**SUPPLIED MATERIAL**.
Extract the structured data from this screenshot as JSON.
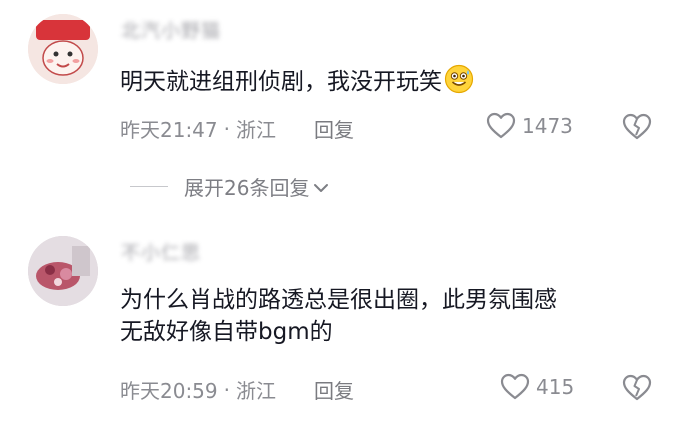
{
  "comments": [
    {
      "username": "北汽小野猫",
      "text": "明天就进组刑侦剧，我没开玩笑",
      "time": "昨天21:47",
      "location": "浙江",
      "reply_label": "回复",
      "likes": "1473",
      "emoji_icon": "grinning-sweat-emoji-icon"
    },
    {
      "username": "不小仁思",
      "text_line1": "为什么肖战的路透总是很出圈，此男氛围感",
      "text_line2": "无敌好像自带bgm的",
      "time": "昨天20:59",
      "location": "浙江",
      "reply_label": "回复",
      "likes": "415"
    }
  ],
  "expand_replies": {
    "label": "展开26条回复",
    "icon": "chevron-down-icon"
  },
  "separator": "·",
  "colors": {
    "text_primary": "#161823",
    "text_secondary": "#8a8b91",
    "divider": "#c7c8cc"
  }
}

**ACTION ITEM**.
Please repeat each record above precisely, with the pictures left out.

**RESPONSE**.
Extract the structured data from this screenshot as JSON.
{
  "comments": [
    {
      "username": "北汽小野猫",
      "text": "明天就进组刑侦剧，我没开玩笑",
      "time": "昨天21:47",
      "location": "浙江",
      "reply_label": "回复",
      "likes": "1473",
      "emoji_icon": "grinning-sweat-emoji-icon"
    },
    {
      "username": "不小仁思",
      "text_line1": "为什么肖战的路透总是很出圈，此男氛围感",
      "text_line2": "无敌好像自带bgm的",
      "time": "昨天20:59",
      "location": "浙江",
      "reply_label": "回复",
      "likes": "415"
    }
  ],
  "expand_replies": {
    "label": "展开26条回复",
    "icon": "chevron-down-icon"
  },
  "separator": "·",
  "colors": {
    "text_primary": "#161823",
    "text_secondary": "#8a8b91",
    "divider": "#c7c8cc"
  }
}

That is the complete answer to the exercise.